Filthy Deliveries – The ZEITlies Cricket Blog
FIVE TEST CRICKET CAREERS THAT WERE ANNOYINGLY CUT SHORT…
1. Donald Bradman
The Don, the Big Man, Bradders (ok I made that nickname up, but it sounds good), is a cricketer that needs no introduction, but “bloke with nearly a hundred average” isn’t a bad place to start. Widely regarded as the greatest batsmen to play the game, he has an average that is the benchmark for all modern cricketers. But thanks to a lack of matches and a bloody world war, the little man from Cootamundra only played 52 tests. This is a fact that will constantly blight the Don’s otherwise astonishing batting average, but in a way which is utterly beyond his control!
2. Vinod Kambli
It’s quite possible that many young cricket fans today won’t even know Vinod Kambli, but when he burst on to the scene against England in 1993, many were sure he was the next big thing. He was the other bloke who got more runs than Tendulkar in “that partnership” from school cricket, and in his third test match, he notched up a double hundred. He managed to repeat the feart in the very next game, but just thirteen matches later and Kambli’s test career was over in amidst a miasma of indiscipline and misapplication, leaving many Indian fans wondering what could have been…
3. Marcus Trescothick
Ok, Trescothick played 76 test matches and ended up with a respectable average of over 43. But following a series of mental health issues and supposed marital problems (everyone knows the story about his wife…), the wonderfully explosive left-hander was forced into an early retirement from international cricket, prematurely depriving the world of one of England’s most attractive batsman to watch in recent times.
4. Greame Pollock
There are a number of Proteas players whose careers were truncated by the sporting boycott of apartheid South Africa, but Greame Pollock is arguably the greatest. He played the last of his 28 test matches against Australia in 1970, in a series that handed the Aussies their heaviest ever defeat. Pollock notched up a masterful 270 at Kingsmead, partnered by an equally explosive Barry Richards. The Proteas whitewashed the Aussies in the last series they would play in for over twenty years, and Pollock was reduced to playing county cricket - and the occasional rebel tour - for the rest of his career.
5. Mohammed Amir
Even after the ban expires he’s still got years left in those legs, but boy was he plucked from the scene at his absolute prime. Part of the reason why the match fixing allegations in 2010 were so shocking, is that they concerned a young cricketer whose talent and ability had enthralled the cricket world. Here was an 18 year old kid who was swinging the ball with Wasim Akramian precision at ninety miles an hour, and he was only going to get better. Five years later and he is still to play another game…

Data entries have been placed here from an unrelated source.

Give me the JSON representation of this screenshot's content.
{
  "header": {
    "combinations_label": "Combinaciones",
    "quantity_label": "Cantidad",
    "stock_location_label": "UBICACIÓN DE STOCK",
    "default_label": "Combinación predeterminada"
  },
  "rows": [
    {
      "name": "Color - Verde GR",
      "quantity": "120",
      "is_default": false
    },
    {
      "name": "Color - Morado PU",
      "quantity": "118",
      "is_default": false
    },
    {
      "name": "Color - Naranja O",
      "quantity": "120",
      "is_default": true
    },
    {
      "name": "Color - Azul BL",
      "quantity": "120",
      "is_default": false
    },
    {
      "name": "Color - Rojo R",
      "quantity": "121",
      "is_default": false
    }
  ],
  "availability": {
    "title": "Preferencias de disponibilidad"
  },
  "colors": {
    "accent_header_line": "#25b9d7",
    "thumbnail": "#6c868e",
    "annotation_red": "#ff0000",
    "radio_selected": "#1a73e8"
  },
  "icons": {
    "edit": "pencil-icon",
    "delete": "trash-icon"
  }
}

6. Jonathan Trott
|His career was too long, As was every one of his innings.|